For those thinking, those are some bad name choices, don’t forget that Jobs also wanted to called the original Macintosh “Bicycle” or “MacMan.” It is a good thing that Jobs didn’t just tread lightly when it came to naming his company’s products and considered often times dozens of names before choosing what he felt sounded best.
In fact, Jobs often times “started saying names out loud — trying them out to see how they felt in his mouth and to his ears. Which is not as odd as it seems — it’s a good technique.”
During the Summer of ‘02, Steve Jobs and the Apple management team realized that we were going to pull this off — we could actually ship a Web browser by the end of the year. And at one particularly good Human Interface design session, discussion turned to what we were going to call this — thing.
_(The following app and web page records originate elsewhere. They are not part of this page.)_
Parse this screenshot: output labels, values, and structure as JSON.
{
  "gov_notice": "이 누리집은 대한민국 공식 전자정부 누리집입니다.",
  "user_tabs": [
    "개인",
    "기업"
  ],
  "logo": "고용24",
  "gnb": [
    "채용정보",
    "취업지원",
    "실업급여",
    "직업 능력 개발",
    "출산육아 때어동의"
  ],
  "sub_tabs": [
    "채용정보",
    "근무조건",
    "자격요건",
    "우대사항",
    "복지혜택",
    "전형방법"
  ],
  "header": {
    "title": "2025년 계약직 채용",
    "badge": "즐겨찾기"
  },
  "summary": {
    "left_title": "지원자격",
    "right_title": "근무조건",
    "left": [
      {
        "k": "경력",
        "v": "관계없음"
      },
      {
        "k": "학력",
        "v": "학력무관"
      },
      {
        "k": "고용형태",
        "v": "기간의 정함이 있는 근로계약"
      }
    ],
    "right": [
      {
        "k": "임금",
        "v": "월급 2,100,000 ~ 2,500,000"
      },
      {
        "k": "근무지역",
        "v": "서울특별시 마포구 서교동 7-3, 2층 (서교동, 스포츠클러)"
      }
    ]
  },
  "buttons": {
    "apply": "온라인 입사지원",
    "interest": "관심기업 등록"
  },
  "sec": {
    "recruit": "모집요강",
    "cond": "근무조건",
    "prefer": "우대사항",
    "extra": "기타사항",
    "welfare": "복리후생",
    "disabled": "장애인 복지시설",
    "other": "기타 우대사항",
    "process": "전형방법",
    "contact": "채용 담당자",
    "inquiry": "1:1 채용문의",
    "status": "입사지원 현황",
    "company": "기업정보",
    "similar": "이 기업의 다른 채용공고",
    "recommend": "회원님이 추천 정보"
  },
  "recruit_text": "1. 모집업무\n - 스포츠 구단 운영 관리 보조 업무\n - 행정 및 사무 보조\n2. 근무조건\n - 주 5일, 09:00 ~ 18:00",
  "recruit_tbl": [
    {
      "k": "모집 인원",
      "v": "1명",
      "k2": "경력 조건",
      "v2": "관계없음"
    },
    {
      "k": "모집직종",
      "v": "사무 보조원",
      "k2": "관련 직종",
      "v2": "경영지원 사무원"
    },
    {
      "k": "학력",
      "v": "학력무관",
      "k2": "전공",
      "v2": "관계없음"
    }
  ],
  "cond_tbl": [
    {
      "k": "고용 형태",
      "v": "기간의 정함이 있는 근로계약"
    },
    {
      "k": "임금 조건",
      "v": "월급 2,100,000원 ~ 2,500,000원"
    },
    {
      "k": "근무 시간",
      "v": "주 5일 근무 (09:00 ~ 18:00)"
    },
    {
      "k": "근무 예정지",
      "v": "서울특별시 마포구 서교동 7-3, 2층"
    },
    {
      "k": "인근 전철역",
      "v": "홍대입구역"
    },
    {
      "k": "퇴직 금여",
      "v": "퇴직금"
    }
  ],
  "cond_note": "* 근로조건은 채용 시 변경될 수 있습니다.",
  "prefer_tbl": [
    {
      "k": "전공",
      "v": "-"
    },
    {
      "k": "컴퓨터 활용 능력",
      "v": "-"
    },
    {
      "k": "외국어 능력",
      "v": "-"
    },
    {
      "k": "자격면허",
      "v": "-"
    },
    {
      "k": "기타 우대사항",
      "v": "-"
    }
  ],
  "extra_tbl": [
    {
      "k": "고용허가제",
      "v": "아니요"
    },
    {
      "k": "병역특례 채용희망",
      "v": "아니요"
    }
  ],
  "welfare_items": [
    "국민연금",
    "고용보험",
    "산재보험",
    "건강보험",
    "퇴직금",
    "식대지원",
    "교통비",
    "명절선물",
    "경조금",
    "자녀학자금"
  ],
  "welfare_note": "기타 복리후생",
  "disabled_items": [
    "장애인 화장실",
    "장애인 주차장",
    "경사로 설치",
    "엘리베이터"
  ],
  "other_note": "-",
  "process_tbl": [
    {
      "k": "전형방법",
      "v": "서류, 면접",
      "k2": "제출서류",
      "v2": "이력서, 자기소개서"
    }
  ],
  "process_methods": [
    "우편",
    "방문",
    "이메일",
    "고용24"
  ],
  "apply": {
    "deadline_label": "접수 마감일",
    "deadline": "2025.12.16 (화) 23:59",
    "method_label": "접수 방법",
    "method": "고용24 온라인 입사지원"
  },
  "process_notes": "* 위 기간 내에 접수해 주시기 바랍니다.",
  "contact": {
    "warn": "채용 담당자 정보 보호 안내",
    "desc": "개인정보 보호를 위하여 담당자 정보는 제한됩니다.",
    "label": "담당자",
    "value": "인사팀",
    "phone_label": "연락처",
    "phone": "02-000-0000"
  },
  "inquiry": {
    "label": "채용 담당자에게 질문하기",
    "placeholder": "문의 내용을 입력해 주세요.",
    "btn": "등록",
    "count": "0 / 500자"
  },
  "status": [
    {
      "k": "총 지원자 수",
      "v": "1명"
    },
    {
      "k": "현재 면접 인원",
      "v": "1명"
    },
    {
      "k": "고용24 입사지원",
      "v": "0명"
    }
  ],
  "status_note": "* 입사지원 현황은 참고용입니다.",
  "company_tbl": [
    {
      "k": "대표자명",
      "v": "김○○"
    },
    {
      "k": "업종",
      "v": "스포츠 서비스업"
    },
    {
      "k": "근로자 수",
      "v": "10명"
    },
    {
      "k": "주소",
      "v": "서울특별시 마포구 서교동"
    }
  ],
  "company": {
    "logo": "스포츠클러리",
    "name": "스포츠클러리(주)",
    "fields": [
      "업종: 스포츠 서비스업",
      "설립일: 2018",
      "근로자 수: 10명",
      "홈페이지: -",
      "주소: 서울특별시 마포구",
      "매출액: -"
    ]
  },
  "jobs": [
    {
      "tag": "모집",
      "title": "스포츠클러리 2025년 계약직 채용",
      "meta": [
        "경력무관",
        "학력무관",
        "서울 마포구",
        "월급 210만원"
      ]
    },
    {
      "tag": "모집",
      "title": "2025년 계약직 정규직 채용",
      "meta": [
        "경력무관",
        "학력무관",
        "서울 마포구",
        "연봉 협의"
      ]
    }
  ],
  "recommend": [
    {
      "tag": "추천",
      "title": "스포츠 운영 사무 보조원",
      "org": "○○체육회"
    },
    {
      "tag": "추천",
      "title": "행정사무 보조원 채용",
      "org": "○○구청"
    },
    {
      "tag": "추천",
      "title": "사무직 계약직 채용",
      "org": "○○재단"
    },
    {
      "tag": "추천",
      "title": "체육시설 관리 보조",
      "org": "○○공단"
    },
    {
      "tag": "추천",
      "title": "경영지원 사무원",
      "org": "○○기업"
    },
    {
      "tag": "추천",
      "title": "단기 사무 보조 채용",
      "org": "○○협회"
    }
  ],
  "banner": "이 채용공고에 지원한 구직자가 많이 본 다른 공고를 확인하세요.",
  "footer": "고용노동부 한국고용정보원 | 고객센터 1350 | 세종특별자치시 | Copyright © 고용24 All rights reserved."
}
I don’t recall all the names, but one that stands out is “Freedom.” Steve spent some time trying that one out on all of us. He may have liked it because it invoked positive imagery of people being set free. And, just as possible and positive, it spoke to our own freedom from Microsoft and Internet Explorer, the company and browser we depended on at the time.
Of course, all I could think about was, “Please don’t let us name the browser after a feminine hygiene product!” But cooler heads and filthier minds prevailed.
Luckily the name Freedom was crossed off the list pretty early, but for the longest time both Alexander and iBrowse were top contenders. Can you image using a browser called Alexander or iBrowse? I personally wouldn’t have minded iBrowse, but using a browser named Alexander would seem a bit odd to me; especially because the story behind this name was never brought up. Drop us a line in the comments section below.